5. Faking is correlated with age, but in complicated ways. It depends on whether you love your partner, whether you are a man or woman, and how old you are.

6. The more education you have, the more likely you are to fake orgasm. I found this to be the most interesting result.

The author, Hugo Mialon, is on the job market right now and he has a forthcoming co-authored AER piece, plus a revise-and-resubmit at the Rand Journal. His dissertation is "Five Essays on the Economics of Law and Language."

OK, the orgasm stuff is not his most marketable side, but Hugo seems to be a guy with both ideas and good technical skills. Hire this man. If we had a slot at GMU I would be pushing for him, even though he probably fakes his orgasms.

Thanks to Newmark's Door for the initial pointer to the paper.

Update: It looks like Steven Landsburg has picked this up.

Keywords: ECO301, ECO120, signaling, asymmetric information

Friday, January 30, 2004

Asymmetric Information and eBay

I just finished the lecture in money and banking where I talk about the importance of asymmetric information. In fact I always use the quote:

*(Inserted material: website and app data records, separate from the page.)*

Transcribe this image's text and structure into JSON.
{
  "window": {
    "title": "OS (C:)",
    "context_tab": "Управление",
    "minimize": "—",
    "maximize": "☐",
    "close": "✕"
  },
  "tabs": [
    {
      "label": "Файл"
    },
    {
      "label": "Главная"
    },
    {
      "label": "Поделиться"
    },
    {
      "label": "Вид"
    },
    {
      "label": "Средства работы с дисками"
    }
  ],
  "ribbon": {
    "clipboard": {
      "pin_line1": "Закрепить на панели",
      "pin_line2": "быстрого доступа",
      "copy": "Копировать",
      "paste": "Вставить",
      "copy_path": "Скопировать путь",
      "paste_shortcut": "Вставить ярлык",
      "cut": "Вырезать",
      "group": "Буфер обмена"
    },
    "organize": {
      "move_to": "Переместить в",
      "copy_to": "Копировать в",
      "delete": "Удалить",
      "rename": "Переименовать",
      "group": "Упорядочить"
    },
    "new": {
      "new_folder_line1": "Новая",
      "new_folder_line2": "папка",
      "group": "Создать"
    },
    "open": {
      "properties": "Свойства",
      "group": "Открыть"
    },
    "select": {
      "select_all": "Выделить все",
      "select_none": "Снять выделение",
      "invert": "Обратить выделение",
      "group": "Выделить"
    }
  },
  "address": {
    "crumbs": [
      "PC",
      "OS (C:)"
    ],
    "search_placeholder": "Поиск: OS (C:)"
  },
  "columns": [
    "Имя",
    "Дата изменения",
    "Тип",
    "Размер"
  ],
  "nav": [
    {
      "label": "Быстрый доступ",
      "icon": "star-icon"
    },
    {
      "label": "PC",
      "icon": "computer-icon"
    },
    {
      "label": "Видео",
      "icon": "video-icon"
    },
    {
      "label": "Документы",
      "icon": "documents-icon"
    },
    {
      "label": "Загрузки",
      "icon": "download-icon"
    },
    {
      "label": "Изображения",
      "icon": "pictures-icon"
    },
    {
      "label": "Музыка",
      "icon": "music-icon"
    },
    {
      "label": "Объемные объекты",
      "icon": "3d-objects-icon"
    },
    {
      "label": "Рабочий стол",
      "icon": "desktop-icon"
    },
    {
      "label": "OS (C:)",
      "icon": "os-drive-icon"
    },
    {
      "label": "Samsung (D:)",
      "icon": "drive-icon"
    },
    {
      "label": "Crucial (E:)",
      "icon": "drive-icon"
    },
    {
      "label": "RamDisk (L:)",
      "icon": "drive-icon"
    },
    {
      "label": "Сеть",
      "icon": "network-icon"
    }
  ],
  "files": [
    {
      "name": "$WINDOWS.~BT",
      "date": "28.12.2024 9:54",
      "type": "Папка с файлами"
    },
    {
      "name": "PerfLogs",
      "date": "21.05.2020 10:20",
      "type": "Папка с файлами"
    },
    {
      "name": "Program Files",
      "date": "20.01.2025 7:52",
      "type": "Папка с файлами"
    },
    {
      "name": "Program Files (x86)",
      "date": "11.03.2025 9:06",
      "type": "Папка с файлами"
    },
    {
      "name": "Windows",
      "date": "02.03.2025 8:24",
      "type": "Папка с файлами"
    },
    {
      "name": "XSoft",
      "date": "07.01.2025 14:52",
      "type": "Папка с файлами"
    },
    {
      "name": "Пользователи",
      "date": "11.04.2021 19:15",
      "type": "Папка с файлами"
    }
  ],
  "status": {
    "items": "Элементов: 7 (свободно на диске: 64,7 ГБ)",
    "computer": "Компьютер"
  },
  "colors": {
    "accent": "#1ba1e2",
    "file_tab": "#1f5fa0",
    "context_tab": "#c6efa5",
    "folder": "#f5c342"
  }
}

"The secret of success is to know something nobody else knows" -Aristotle Onassis

Well it looks as though, despite great spell checkers (which I'm sometimes too lazy to use), knowing how to spell can be the secret to success. From the Marginal Revolution:

A whole group of people trolls eBay looking for items that are "misplaced" because their descriptions are spelled incorrectly. If you list your "Haitian" painting as a "Hatian" painting no one will find it with a key word search. In essence this means that no one will find it at all, except of course for these noble entrepreneurs, these enforcers of spelling correctness.

I haven't sold much on eBay, but I've often wondered how important the listing info is to the final selling price, and clearly its very important. I bet there are a lot of other arbitrage opportunities. Even just from the different ways people classify things. If I have some old cycling stuff do I post it in sporting goods or in memorabilia? While you can currently cross list things, you pay full price for the second listing. So you want to try to list the item in the category that is going to attract the largest number of buyers, but if you're not a collector, and only selling one of these items, you might not hit the right category or key words. Then the arbitragers step in to profit from your lack of information...

Keywords: ECO301